As a side note, Guy Gavriel Kay is himself Jewish and Canadian, which may well have influenced this work specifically (Canadians are particularly sensitive to their past oppression/ obliteration of Native American/ First Nation peoples). Truly, this is the most complex and interesting work of fantasy I've read in a very long time. I also think that because it lacks a heavy dependence on magic, except in a few key scenes, that it is definitely accessible to non genre readers who enjoy complex storytelling, adventure stories, and historical fiction. This is the first book by the author that I've read, though Amazon has been telling me I "May also like" him for years. I definitely will be reading more in the future. I find his writing style to be meaningful, evocative, and thrilling. My only complaint about the book was that the ending came a bit too abruptly, was a bit too magical and improbable, and brought up more questions than it really answered. Not that I necessarily needed an ultimate face to face confrontation between all the major players, but... no wait, you know what, I kind of did. The whole book was like a solid A for me except like the last 50 pages. I'm giving this one a B+ only because I think the lackluster ending irritated me. Also the whole Night Walkers and Baerd stuff was just like a random side plot that kind of did nothing either. It reminded me of the scene in the movie version of Two Towers where Aragorn falls off the cliff and they build this false tension whether or not he will return. So unnecessary. Anyway, great book overall, well worth reading, and certainly brings up issues that can be discussed in the future.

Thursday, July 08, 2010

Books I've Read So Far This Year

So, I know I haven't been particularly good with the blogging. I've been keeping a journal for my future offspring, so at least I'm getting things down, but blogging has been sort of lacking. Mostly in my free time I've been watching crap on TV and reading instead of writing (including my fictional stories that I've been neglecting) so I figured I might as well let you, my audience of 3, know what I've read so far this year.

From January 1-July 8 I have read/listened to a total of 40 books or graphic novels (48 if you consider that the Walking Dead Compendium contains 8 full sized graphic novels)

- The Gates

- I am America and so can you (audio)

- The Man who loved books too much

- The Gunslinger (audio)

- Secret Dead Men

- Dragonbreath (children's)

- Kingdom of Ohio

- Name of the Wind (reread)

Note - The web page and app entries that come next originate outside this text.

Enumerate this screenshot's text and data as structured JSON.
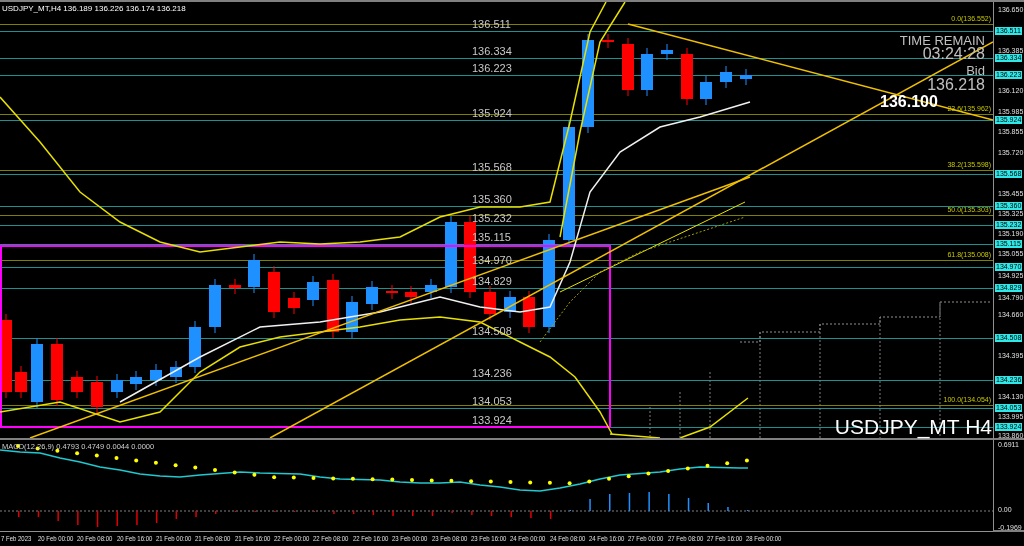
{
  "header": "USDJPY_MT,H4  136.189 136.226 136.174 136.218",
  "levels": [
    {
      "label": "136.511",
      "tag": "136.511"
    },
    {
      "label": "136.334",
      "tag": "136.334"
    },
    {
      "label": "136.223",
      "tag": "136.223"
    },
    {
      "label": "135.924",
      "tag": "135.924"
    },
    {
      "label": "135.568",
      "tag": "135.568"
    },
    {
      "label": "135.360",
      "tag": "135.360"
    },
    {
      "label": "135.232",
      "tag": "135.232"
    },
    {
      "label": "135.115",
      "tag": "135.115"
    },
    {
      "label": "134.970",
      "tag": "134.970"
    },
    {
      "label": "134.829",
      "tag": "134.829"
    },
    {
      "label": "134.508",
      "tag": "134.508"
    },
    {
      "label": "134.236",
      "tag": "134.236"
    },
    {
      "label": "134.053",
      "tag": "134.053"
    },
    {
      "label": "133.924",
      "tag": "133.924"
    }
  ],
  "fib_levels": [
    "0.0(136.552)",
    "23.6(135.962)",
    "38.2(135.598)",
    "50.0(135.303)",
    "61.8(135.008)",
    "100.0(134.054)"
  ],
  "price_axis": [
    "136.650",
    "136.385",
    "136.120",
    "135.985",
    "135.855",
    "135.720",
    "135.455",
    "135.325",
    "135.190",
    "135.055",
    "134.925",
    "134.790",
    "134.660",
    "134.395",
    "134.130",
    "133.995",
    "133.860"
  ],
  "time_remain": {
    "title": "TIME REMAIN",
    "value": "03:24:28"
  },
  "bid": {
    "title": "Bid",
    "value": "136.218"
  },
  "price_marker": "136.100",
  "symbol_label": "USDJPY_MT H4",
  "macd": {
    "label": "MACD(12,26,9) 0.4793 0.4749 0.0044 0.0000",
    "axis": [
      "0.6911",
      "0.00",
      "-0.1969"
    ]
  },
  "time_axis": [
    "7 Feb 2023",
    "20 Feb 00:00",
    "20 Feb 08:00",
    "20 Feb 16:00",
    "21 Feb 00:00",
    "21 Feb 08:00",
    "21 Feb 16:00",
    "22 Feb 00:00",
    "22 Feb 08:00",
    "22 Feb 16:00",
    "23 Feb 00:00",
    "23 Feb 08:00",
    "23 Feb 16:00",
    "24 Feb 00:00",
    "24 Feb 08:00",
    "24 Feb 16:00",
    "27 Feb 00:00",
    "27 Feb 08:00",
    "27 Feb 16:00",
    "28 Feb 00:00"
  ]
}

- Half the Blood of Brooklyn

- Wolverine: worst day ever (children's)

- Every Last Drop

- Northlanders v1 (gn)

- Northlanders v2 (gn)

- Y the last man: cycles (gn)

- Y the last man: one small step (gn)

- Walking Dead compendium (v1-8) (gn)

- Y the last man: safeword (gn)

- Ignition City (gn)

- Captain Swing (gn)

- Resurrectionist (audio)

- Drawing of the Three

- Any which wall (children's)

- Y the last man: Ring of truth (gn)

- Hundred Thousand Kingdoms

- Night Watch

- Fantastic Mr. Fox (children's)

- Spellwright

- Confetti Girl (children's)

- Girl Genius (gn)

- Calamity Jack (gn)

- Johannas Cabal: Necromancer (audio)

- Waste Lands

- Spirit Lens

- Night Fairy (children's)

- Where the Mountain Meets the Moon (children's)

- Dune (audio - reread)

- Mystic Arts of Erasing All Signs of Death

- Soulless

- Boneshaker

- Strange Case of the Origami Yoda (children's)

Best adult book I've read so far:

Hundred Thousand Kingdoms

Best children's book I've read so far:

Where the Mountain Meets the Moon